Let’s take a look at the list of demands for the Argus in that petition, fit to be published in the joke issue (which I hope still exists). Include a work study/course credit position? The Argus used to do that, and it was great (I took the course), but they would presumably need funding for that restored in order to have it again. A monthly report on allocation of funds and leadership structure? Yeah, it’s pretty much on a volunteer basis. The only semester I got paid was when I was editor-in-chief, and that was $500 total, which worked out to about $1 per hour. A Social Justice/Diversity training for all student publications? Yes, Wesleyan students getting more of that, in a required setting no less, is going to somehow make the Argus better. Excuse me while I go preach the Gospel to my Pastor. Active recruitment and advertisement? I’m pretty sure they do that. That’s how you get on the Argus staff. The makeup of that staff is entirely dependent on who volunteer s for it. And open space on the front page dedicated to marginalized groups/voice? I think they’re probably still trying to run a legitimate newspaper there. You know, one where top news stories are on the front page and the opinions section is somewhere inside, though marginalized groups and voices are more than welcome to participate.

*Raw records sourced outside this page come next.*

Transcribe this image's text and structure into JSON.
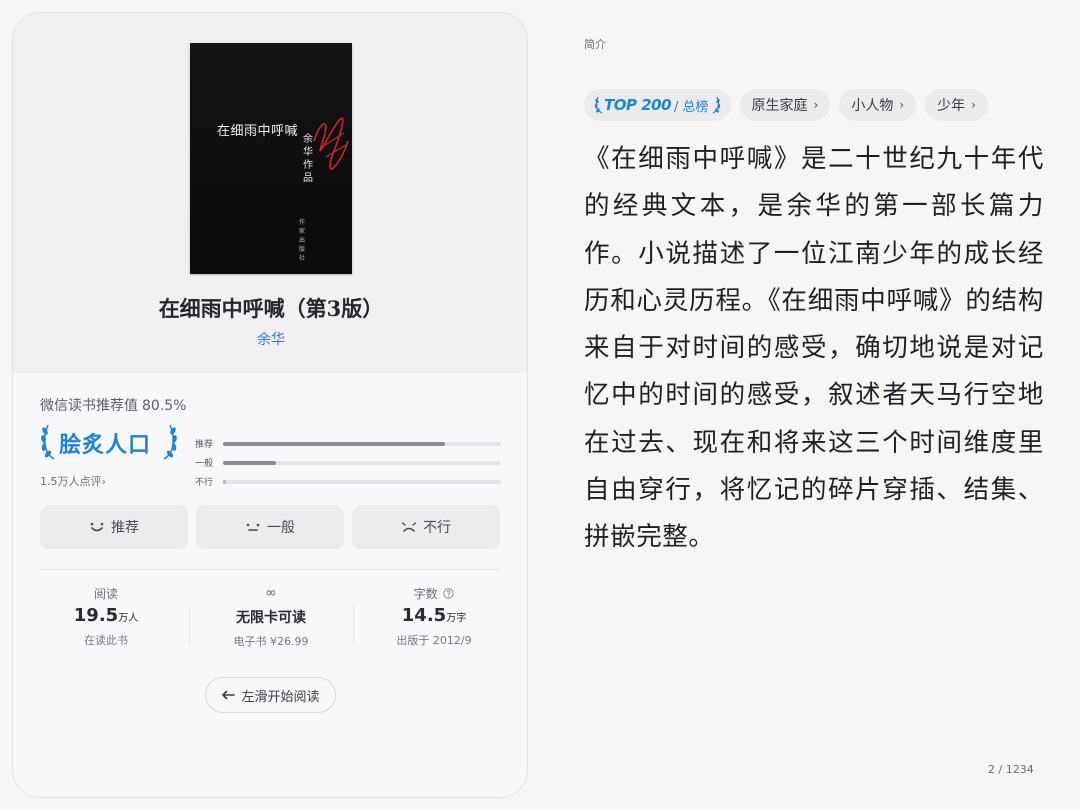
{
  "book": {
    "title": "在细雨中呼喊（第3版）",
    "author": "余华",
    "cover": {
      "title": "在细雨中呼喊",
      "author_vertical": "余华作品",
      "publisher_vertical": "作家出版社"
    }
  },
  "rating": {
    "label": "微信读书推荐值",
    "percent": "80.5%",
    "badge": "脍炙人口",
    "review_count": "1.5万人点评",
    "bars": [
      {
        "label": "推荐",
        "fill": 0.8
      },
      {
        "label": "一般",
        "fill": 0.19
      },
      {
        "label": "不行",
        "fill": 0.01
      }
    ]
  },
  "vote_buttons": [
    {
      "label": "推荐",
      "icon": "smile-icon"
    },
    {
      "label": "一般",
      "icon": "neutral-face-icon"
    },
    {
      "label": "不行",
      "icon": "frown-icon"
    }
  ],
  "stats": {
    "read": {
      "label": "阅读",
      "value": "19.5",
      "unit": "万人",
      "sub": "在读此书"
    },
    "card": {
      "icon": "infinity-icon",
      "value": "无限卡可读",
      "sub": "电子书 ¥26.99"
    },
    "words": {
      "label": "字数",
      "value": "14.5",
      "unit": "万字",
      "sub": "出版于 2012/9"
    }
  },
  "start_read": "左滑开始阅读",
  "intro": {
    "label": "简介",
    "tags": [
      {
        "main": "TOP 200",
        "sub": "/ 总榜",
        "color": "#1b84d9"
      },
      {
        "label": "原生家庭"
      },
      {
        "label": "小人物"
      },
      {
        "label": "少年"
      }
    ],
    "synopsis": "《在细雨中呼喊》是二十世纪九十年代的经典文本，是余华的第一部长篇力作。小说描述了一位江南少年的成长经历和心灵历程。《在细雨中呼喊》的结构来自于对时间的感受，确切地说是对记忆中的时间的感受，叙述者天马行空地在过去、现在和将来这三个时间维度里自由穿行，将忆记的碎片穿插、结集、拼嵌完整。"
  },
  "page": "2 / 1234"
}
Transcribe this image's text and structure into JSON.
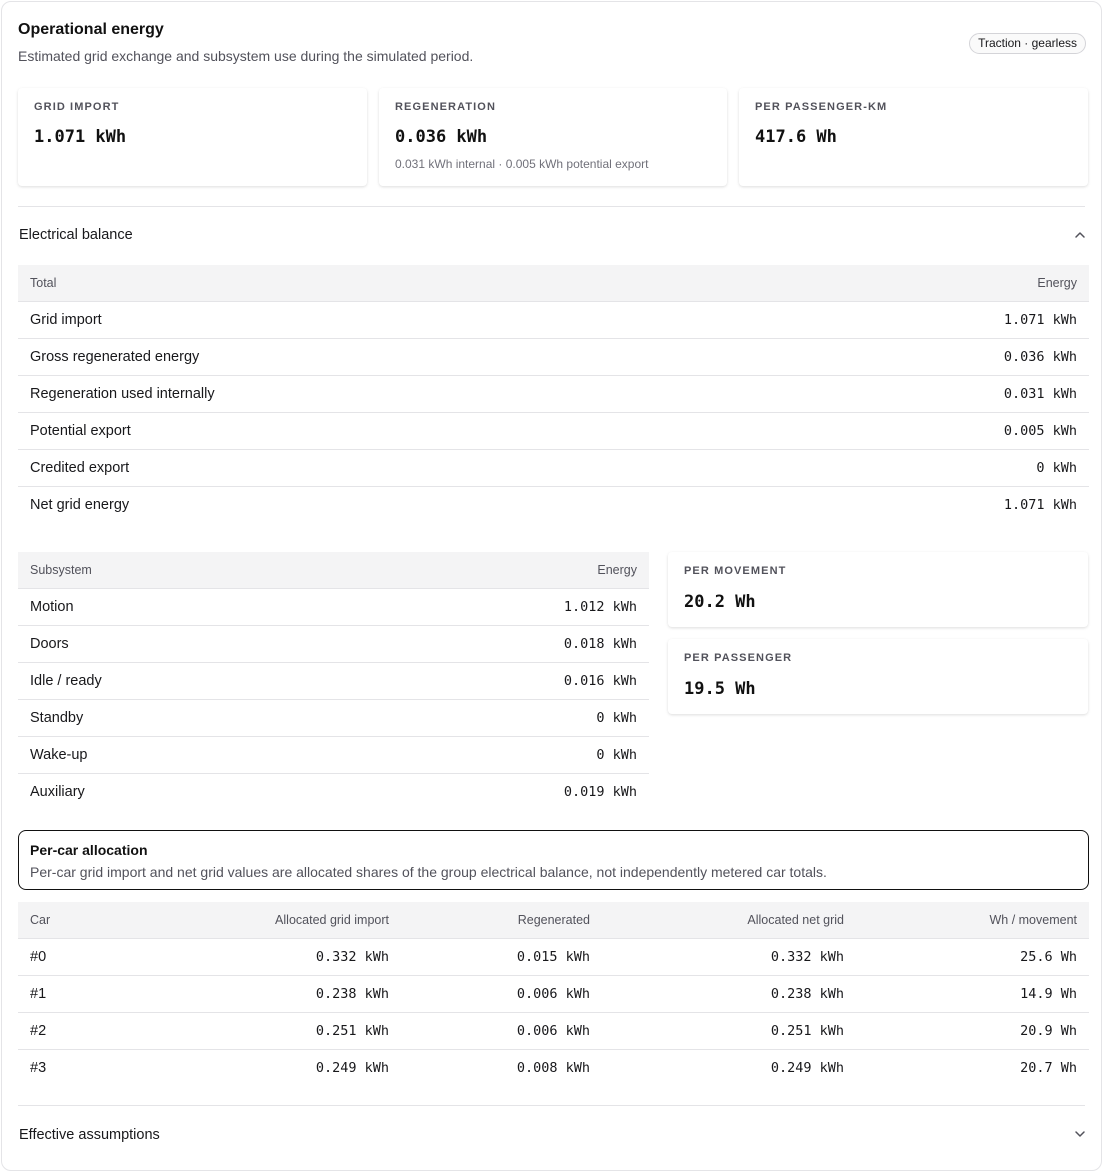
{
  "header": {
    "title": "Operational energy",
    "subtitle": "Estimated grid exchange and subsystem use during the simulated period.",
    "badge": "Traction · gearless"
  },
  "metrics": [
    {
      "label": "GRID IMPORT",
      "value": "1.071 kWh",
      "note": ""
    },
    {
      "label": "REGENERATION",
      "value": "0.036 kWh",
      "note": "0.031 kWh internal · 0.005 kWh potential export"
    },
    {
      "label": "PER PASSENGER-KM",
      "value": "417.6 Wh",
      "note": ""
    }
  ],
  "electrical_balance": {
    "title": "Electrical balance",
    "columns": [
      "Total",
      "Energy"
    ],
    "rows": [
      {
        "label": "Grid import",
        "value": "1.071 kWh"
      },
      {
        "label": "Gross regenerated energy",
        "value": "0.036 kWh"
      },
      {
        "label": "Regeneration used internally",
        "value": "0.031 kWh"
      },
      {
        "label": "Potential export",
        "value": "0.005 kWh"
      },
      {
        "label": "Credited export",
        "value": "0 kWh"
      },
      {
        "label": "Net grid energy",
        "value": "1.071 kWh"
      }
    ]
  },
  "subsystems": {
    "columns": [
      "Subsystem",
      "Energy"
    ],
    "rows": [
      {
        "label": "Motion",
        "value": "1.012 kWh"
      },
      {
        "label": "Doors",
        "value": "0.018 kWh"
      },
      {
        "label": "Idle / ready",
        "value": "0.016 kWh"
      },
      {
        "label": "Standby",
        "value": "0 kWh"
      },
      {
        "label": "Wake-up",
        "value": "0 kWh"
      },
      {
        "label": "Auxiliary",
        "value": "0.019 kWh"
      }
    ]
  },
  "side_metrics": [
    {
      "label": "PER MOVEMENT",
      "value": "20.2 Wh"
    },
    {
      "label": "PER PASSENGER",
      "value": "19.5 Wh"
    }
  ],
  "allocation": {
    "title": "Per-car allocation",
    "text": "Per-car grid import and net grid values are allocated shares of the group electrical balance, not independently metered car totals.",
    "columns": [
      "Car",
      "Allocated grid import",
      "Regenerated",
      "Allocated net grid",
      "Wh / movement"
    ],
    "rows": [
      [
        "#0",
        "0.332 kWh",
        "0.015 kWh",
        "0.332 kWh",
        "25.6 Wh"
      ],
      [
        "#1",
        "0.238 kWh",
        "0.006 kWh",
        "0.238 kWh",
        "14.9 Wh"
      ],
      [
        "#2",
        "0.251 kWh",
        "0.006 kWh",
        "0.251 kWh",
        "20.9 Wh"
      ],
      [
        "#3",
        "0.249 kWh",
        "0.008 kWh",
        "0.249 kWh",
        "20.7 Wh"
      ]
    ]
  },
  "assumptions": {
    "title": "Effective assumptions"
  }
}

Or perhaps you can find a paragraph like this one in that section, where I can state some of my personal beliefs, which are bound to offend people. I agree with the Supreme Court’s decision on Gay Marriage, and I disagree with the refusal of Kim Davis to step down from her position, despite the fact that I am a Christian who believes that Gay Marriage is against the Bible. We need separation of church and state, but we also need to allow those who dissent to voice their opinions, whether they are on the opposite side of the divisive (outside the Wesleyan bubble) issue of gay marriage, or against something, such as interracial marriage, that nearly everyone agrees with, as they should. We’ve come a long way as a nation, but we have a long way to go. I understand and agree with what many participants of Black Lives Matter are trying to accomplish, and I see why it upsets some folks when someone suggests replacing “Black” with “All” but I stand with Ben Carson, who i nstead suggests adding “All” in front of “Black” to include black lives snuffed out by abortion, as well as violence of any kind. And while we’re defending marginalized groups, why not defend one group that is utterly voiceless and stand with “Roe” from Roe v. Wade, who now wants that landmark decision overturned? Instead of fighting to defund the Argus, let’s fight to defund Planned Parenthood!
Let discourse ensue.
DiBlasi is a member of the Class of 2007.